Sleeping behind the wheel kills hundreds of thousands of people each year. According to Transport Canada, an average of twenty per cent of all fatal collisions are due to driver fatigue. The stakes are even bigger with truckers who drive long hauls. New research and practical solutions testings from RMIT University in Australia may have a solution.
The researchers found that the vibrations from your vehicle — the steady, rhythmic motion — may actually be creating a resonance with our brain and body, similating theta waves, in effect, hypnotizing us into “sleep mode.”
This doesn’t occur so much during acceleration, or on the S-curves and mountain roads, but it’s a major factor on highway drives. The researchers found that as little as fifteen minutes of open road — coached the low-frequency vibrations — is enough to bring on the yawns, and the danger.
With the danger identified, ergonomic and mechanical tuning solutions become possible.
Danger Dr Robinson!
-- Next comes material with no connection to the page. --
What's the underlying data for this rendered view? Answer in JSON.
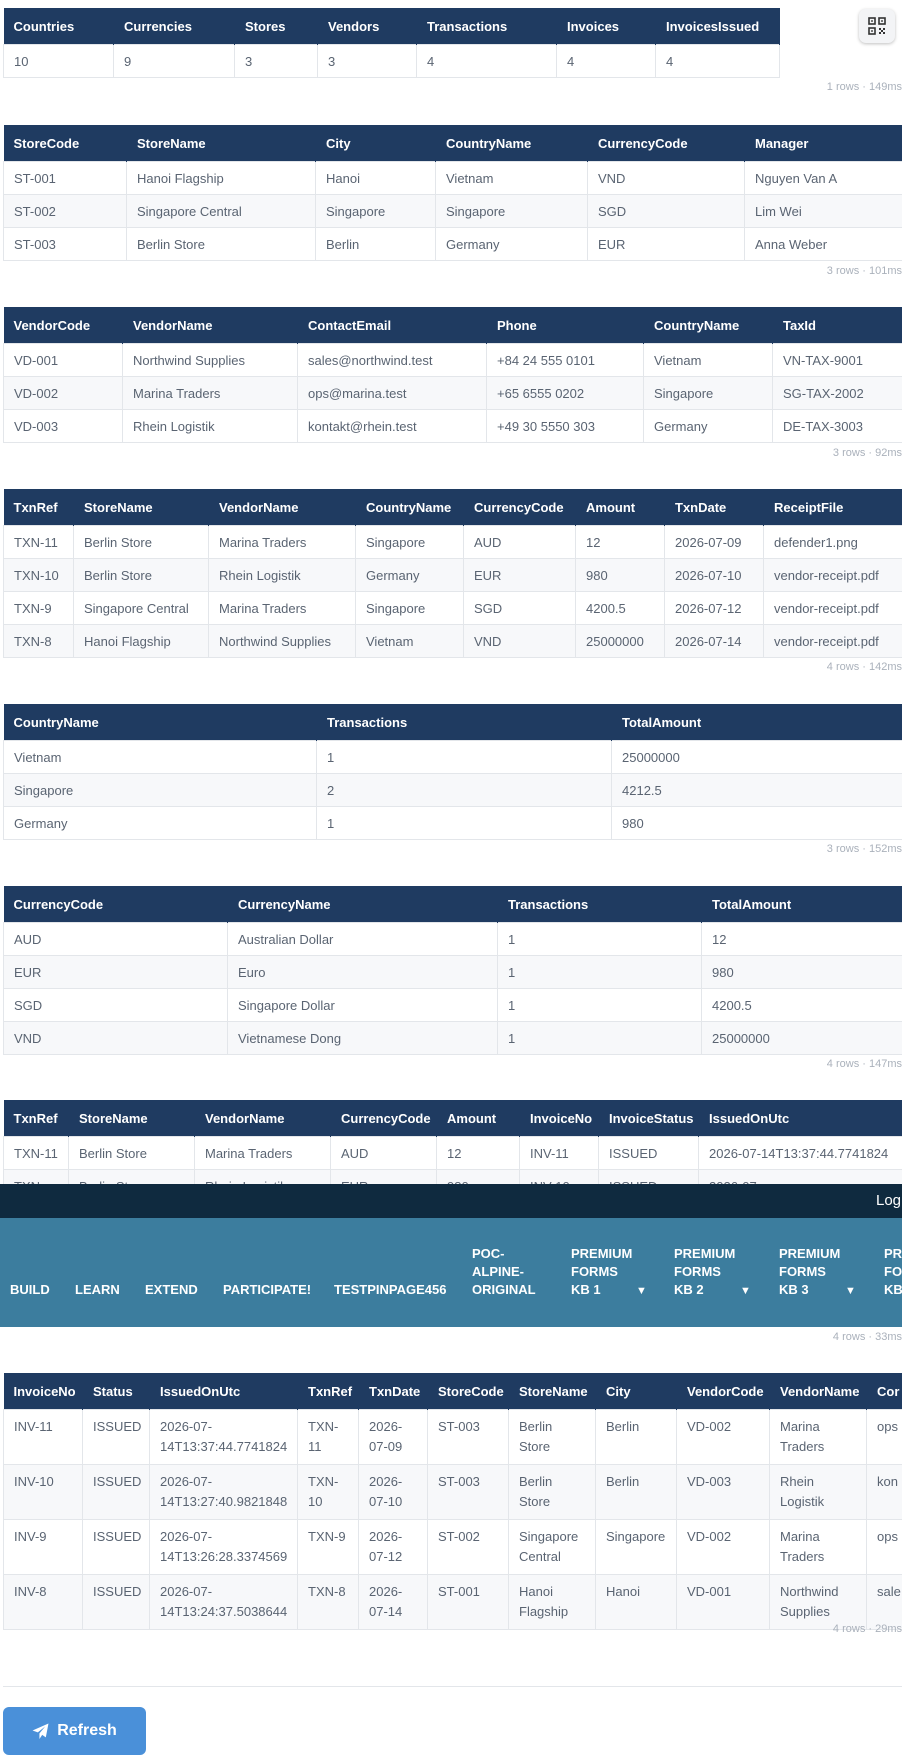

The researchers found, through simulators (see video below), that the vibrations, transferred through the seats, contributed to the feeling of fatigue and drowsiness. As Professor Stephen Robinson, head of psychology at RMIT explains in the video: “We believe that what’s happening is that the sensory input that’s coming from the vibrations is starting to synchronize the brain waves and put the brain into an early stage of sleep.”
The frequency of seat vibrations is close to that of theta waves, associated with the early sleep state.
Video: How VIbrations in Cars:
In related precursor research to the RMIT project, Japanese researchers had found that the rhythm and vibration of a train lulled passengers to sleep. This led to a testable frequency range of 4 to 7 Hertz for the RMIT simulator.
Testing the hypothesis
To test their theory, the engineering team at RMIT rigged up a simulator, including a car seat on a vibrating platform. VR technology — a steering wheel and controls, with a screen simulation — is used to replicate the sense of the open road.
The seat vibrated at the low frequencies associated with highway thrum, a frequency range of 4 to 7 Hertz. The same test was conducted without vibrations.
All of the volunteers in the experiment were young, averaging 23 years of age, and represented both sexes. The volunteers were fully rested and engaged in hour-long tests each day. The simulator experience was deliberately reflective of straight and non-challenging highways. Between boredom and vibrations, the young volunteers were soon demonstrating fatigue.
The researchers used eye-tracking technology to track the drift of the eyes off the road and the “droop” of the eyelids. “The car typically does an S shape all the way up the road as we get very tired,” said Dr Robinson.
They also found that just fifteen minutes was enough to induce enough drowsiness in an alert 23-year-old to increase the risk of a crash.
In the simulator, the subjects only had to stay on the road and not crash. With the vibrations, they started to have trouble staying awake — let alone alert.
Researchers also measured heart rate responses. On the days when subjects were tested with vibrations, eye droop and heart rate demonstrated less alertness, as compared to days when there was no vibration.
With the problem identified, solutions become apparent. Various ideas for solutions include
- shock absorbing seats
- vibration-cancelling technology (modulating frequencies of seat vibrations to counter the effect)
- more padding on seats
- modulating the actual vibrations of the vehicle itself.
Until technological advances are made in automotive engineering, drivers can try a few tips:
- take frequent breaks
- vary the speeds on the highway
- avoid cruise control, which is too “soothing”
- use energetic music
- bring along the kids — screaming and fighting kids are sure to keep you alert.
NOTE: No specific advice is offered to drivers in this feature. This research and any suggestions are simply findings of current research.